What is being asked:
Copy all records verbatim.

Information:

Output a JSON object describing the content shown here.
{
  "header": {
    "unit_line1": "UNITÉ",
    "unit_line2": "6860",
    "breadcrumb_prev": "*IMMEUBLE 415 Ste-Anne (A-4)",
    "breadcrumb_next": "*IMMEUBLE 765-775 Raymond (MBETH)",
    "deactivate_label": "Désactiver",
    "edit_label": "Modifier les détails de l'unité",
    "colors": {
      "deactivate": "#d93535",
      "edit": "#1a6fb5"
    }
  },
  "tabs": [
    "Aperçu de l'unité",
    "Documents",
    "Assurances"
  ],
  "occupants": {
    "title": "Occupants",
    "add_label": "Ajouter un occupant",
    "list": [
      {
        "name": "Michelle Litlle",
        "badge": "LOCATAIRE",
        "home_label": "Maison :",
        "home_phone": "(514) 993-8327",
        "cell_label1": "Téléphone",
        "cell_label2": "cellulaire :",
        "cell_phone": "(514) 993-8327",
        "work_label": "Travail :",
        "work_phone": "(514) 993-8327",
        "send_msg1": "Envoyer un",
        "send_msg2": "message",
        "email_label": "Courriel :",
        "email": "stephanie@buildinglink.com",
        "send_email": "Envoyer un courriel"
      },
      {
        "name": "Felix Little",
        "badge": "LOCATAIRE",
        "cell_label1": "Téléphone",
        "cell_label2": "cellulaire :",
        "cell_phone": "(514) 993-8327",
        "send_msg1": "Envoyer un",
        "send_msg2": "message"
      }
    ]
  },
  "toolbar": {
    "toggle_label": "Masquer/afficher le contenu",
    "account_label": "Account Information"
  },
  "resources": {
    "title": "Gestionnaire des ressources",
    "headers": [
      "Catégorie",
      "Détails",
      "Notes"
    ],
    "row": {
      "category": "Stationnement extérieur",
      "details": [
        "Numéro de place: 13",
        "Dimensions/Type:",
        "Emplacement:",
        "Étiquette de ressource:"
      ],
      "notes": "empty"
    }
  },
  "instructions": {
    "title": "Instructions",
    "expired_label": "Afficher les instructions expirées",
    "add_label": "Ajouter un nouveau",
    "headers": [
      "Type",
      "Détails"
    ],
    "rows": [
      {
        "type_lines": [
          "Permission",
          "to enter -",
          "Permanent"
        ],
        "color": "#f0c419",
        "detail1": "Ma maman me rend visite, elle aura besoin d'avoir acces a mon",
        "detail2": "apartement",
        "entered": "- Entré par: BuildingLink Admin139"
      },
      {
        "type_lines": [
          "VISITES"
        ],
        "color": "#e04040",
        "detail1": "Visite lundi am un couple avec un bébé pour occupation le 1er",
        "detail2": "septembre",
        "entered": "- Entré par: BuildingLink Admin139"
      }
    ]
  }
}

Response:
Output a JSON object describing the content shown here.
{
  "header": {
    "unit_line1": "UNITÉ",
    "unit_line2": "6860",
    "breadcrumb_prev": "*IMMEUBLE 415 Ste-Anne (A-4)",
    "breadcrumb_next": "*IMMEUBLE 765-775 Raymond (MBETH)",
    "deactivate_label": "Désactiver",
    "edit_label": "Modifier les détails de l'unité",
    "colors": {
      "deactivate": "#d93535",
      "edit": "#1a6fb5"
    }
  },
  "tabs": [
    "Aperçu de l'unité",
    "Documents",
    "Assurances"
  ],
  "occupants": {
    "title": "Occupants",
    "add_label": "Ajouter un occupant",
    "list": [
      {
        "name": "Michelle Litlle",
        "badge": "LOCATAIRE",
        "home_label": "Maison :",
        "home_phone": "(514) 993-8327",
        "cell_label1": "Téléphone",
        "cell_label2": "cellulaire :",
        "cell_phone": "(514) 993-8327",
        "work_label": "Travail :",
        "work_phone": "(514) 993-8327",
        "send_msg1": "Envoyer un",
        "send_msg2": "message",
        "email_label": "Courriel :",
        "email": "stephanie@buildinglink.com",
        "send_email": "Envoyer un courriel"
      },
      {
        "name": "Felix Little",
        "badge": "LOCATAIRE",
        "cell_label1": "Téléphone",
        "cell_label2": "cellulaire :",
        "cell_phone": "(514) 993-8327",
        "send_msg1": "Envoyer un",
        "send_msg2": "message"
      }
    ]
  },
  "toolbar": {
    "toggle_label": "Masquer/afficher le contenu",
    "account_label": "Account Information"
  },
  "resources": {
    "title": "Gestionnaire des ressources",
    "headers": [
      "Catégorie",
      "Détails",
      "Notes"
    ],
    "row": {
      "category": "Stationnement extérieur",
      "details": [
        "Numéro de place: 13",
        "Dimensions/Type:",
        "Emplacement:",
        "Étiquette de ressource:"
      ],
      "notes": "empty"
    }
  },
  "instructions": {
    "title": "Instructions",
    "expired_label": "Afficher les instructions expirées",
    "add_label": "Ajouter un nouveau",
    "headers": [
      "Type",
      "Détails"
    ],
    "rows": [
      {
        "type_lines": [
          "Permission",
          "to enter -",
          "Permanent"
        ],
        "color": "#f0c419",
        "detail1": "Ma maman me rend visite, elle aura besoin d'avoir acces a mon",
        "detail2": "apartement",
        "entered": "- Entré par: BuildingLink Admin139"
      },
      {
        "type_lines": [
          "VISITES"
        ],
        "color": "#e04040",
        "detail1": "Visite lundi am un couple avec un bébé pour occupation le 1er",
        "detail2": "septembre",
        "entered": "- Entré par: BuildingLink Admin139"
      }
    ]
  }
}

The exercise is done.